Records for this task Block Start

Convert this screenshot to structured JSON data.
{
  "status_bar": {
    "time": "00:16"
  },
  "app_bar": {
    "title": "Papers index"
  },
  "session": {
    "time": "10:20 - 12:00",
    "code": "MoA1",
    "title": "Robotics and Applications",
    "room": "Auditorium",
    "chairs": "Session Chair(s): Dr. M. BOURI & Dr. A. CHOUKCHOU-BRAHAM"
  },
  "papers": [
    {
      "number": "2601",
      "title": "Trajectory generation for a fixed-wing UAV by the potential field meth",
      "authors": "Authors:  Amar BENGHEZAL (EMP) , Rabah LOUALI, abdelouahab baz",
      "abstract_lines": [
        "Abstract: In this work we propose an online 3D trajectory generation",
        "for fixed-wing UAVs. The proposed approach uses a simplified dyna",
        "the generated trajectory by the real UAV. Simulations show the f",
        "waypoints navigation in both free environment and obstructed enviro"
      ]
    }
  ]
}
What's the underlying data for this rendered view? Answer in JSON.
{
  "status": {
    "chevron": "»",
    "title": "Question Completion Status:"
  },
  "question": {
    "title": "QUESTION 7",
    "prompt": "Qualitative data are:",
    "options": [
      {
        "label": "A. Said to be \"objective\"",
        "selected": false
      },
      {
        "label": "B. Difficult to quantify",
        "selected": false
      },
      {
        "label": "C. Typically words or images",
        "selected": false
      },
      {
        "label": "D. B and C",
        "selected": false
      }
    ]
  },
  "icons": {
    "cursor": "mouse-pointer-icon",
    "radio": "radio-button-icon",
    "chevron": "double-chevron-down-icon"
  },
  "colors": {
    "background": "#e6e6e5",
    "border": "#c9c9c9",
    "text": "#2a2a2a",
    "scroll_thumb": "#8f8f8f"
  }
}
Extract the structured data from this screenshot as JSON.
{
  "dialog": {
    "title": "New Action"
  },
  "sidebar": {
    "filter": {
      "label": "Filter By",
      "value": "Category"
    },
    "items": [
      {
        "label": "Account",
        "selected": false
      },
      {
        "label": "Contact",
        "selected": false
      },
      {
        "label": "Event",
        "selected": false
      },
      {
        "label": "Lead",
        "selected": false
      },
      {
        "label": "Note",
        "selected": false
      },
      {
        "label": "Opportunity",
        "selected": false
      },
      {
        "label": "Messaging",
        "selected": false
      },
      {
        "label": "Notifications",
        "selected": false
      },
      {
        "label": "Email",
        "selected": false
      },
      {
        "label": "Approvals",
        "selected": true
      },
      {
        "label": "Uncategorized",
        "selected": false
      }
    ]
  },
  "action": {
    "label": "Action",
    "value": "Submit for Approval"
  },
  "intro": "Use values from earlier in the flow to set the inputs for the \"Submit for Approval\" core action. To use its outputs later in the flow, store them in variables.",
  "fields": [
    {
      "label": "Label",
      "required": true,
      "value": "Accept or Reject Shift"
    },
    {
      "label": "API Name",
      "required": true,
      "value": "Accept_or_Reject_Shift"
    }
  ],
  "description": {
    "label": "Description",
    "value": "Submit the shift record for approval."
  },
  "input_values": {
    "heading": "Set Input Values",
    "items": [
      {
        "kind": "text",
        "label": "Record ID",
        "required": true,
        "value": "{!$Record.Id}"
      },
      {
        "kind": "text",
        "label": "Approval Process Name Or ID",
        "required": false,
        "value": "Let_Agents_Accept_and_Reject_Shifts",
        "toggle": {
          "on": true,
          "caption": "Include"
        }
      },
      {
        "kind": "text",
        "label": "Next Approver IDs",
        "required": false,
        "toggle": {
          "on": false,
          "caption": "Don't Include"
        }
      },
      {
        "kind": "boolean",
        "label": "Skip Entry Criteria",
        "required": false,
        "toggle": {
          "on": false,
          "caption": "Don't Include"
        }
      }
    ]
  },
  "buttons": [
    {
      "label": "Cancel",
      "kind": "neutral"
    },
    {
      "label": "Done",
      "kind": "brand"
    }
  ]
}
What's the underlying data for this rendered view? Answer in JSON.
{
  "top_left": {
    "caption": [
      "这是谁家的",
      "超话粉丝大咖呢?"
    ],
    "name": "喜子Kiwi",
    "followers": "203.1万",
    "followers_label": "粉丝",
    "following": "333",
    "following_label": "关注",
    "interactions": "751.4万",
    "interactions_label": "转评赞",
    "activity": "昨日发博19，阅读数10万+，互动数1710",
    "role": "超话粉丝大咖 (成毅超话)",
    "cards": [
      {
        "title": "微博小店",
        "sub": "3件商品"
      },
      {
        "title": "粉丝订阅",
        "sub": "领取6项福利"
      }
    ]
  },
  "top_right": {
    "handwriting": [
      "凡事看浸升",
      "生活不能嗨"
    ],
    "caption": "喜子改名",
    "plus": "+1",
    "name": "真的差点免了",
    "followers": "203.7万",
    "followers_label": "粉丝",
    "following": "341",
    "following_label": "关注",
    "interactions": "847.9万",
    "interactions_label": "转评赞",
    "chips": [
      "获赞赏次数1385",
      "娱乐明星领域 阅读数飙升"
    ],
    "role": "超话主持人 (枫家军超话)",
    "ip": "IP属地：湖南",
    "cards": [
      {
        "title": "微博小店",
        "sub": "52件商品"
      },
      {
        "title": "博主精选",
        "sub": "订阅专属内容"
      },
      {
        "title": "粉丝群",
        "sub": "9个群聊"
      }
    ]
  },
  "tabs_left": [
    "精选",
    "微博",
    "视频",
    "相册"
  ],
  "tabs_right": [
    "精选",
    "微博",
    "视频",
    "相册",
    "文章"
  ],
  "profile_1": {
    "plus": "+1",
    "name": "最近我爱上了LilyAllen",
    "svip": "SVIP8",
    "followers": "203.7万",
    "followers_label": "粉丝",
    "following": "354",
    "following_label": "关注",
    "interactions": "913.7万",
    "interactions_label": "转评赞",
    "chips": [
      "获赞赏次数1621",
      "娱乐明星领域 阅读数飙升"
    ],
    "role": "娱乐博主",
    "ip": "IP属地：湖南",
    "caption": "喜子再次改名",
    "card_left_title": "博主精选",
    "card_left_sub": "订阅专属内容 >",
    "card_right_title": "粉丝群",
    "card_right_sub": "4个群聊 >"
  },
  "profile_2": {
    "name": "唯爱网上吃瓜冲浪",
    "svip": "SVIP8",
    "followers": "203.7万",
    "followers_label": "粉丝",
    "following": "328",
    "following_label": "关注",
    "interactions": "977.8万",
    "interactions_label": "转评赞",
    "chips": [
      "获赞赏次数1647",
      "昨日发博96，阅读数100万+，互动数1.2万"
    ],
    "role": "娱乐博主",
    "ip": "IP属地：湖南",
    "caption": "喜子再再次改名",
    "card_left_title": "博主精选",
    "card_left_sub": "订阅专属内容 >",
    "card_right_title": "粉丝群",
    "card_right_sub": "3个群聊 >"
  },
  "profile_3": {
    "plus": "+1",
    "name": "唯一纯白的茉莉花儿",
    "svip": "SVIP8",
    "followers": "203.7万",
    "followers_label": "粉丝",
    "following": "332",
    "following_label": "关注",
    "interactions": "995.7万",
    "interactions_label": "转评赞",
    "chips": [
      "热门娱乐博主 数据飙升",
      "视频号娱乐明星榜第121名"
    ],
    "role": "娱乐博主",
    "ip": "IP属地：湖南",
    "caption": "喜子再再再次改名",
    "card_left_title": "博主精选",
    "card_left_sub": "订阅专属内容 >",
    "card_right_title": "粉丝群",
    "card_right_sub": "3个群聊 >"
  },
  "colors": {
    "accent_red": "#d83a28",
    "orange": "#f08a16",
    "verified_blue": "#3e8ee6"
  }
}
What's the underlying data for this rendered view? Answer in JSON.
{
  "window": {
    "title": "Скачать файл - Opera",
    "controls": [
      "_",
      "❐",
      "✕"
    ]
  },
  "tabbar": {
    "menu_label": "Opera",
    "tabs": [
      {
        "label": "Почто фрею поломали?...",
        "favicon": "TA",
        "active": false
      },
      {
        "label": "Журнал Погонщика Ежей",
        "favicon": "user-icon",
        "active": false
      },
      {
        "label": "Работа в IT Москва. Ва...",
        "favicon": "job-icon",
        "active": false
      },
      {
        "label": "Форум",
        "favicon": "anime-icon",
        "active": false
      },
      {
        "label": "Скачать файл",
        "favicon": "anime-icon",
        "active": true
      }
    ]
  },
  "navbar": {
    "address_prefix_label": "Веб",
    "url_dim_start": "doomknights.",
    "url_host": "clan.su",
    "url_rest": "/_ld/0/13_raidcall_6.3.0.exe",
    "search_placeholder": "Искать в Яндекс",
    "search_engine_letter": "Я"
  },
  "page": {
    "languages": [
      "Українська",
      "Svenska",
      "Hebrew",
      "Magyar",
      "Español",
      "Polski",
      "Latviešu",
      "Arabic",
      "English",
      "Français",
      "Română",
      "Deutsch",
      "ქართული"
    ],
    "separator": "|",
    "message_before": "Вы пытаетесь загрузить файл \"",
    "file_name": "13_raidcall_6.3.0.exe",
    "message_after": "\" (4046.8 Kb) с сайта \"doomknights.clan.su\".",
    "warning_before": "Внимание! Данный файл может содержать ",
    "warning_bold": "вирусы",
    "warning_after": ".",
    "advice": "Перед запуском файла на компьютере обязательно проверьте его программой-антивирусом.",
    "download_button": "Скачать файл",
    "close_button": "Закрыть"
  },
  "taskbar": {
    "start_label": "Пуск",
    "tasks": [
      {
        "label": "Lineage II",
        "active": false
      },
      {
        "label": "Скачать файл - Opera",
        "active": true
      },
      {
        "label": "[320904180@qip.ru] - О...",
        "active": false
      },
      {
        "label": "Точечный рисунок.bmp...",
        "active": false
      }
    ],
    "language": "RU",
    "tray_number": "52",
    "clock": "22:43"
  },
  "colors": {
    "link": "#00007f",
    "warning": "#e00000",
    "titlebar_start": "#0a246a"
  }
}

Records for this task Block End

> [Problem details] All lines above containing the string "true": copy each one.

> [Finished task]
        "selected": true
      "required": true,
      "required": true,
        "required": true,
          "on": true,
        "active": true
        "active": true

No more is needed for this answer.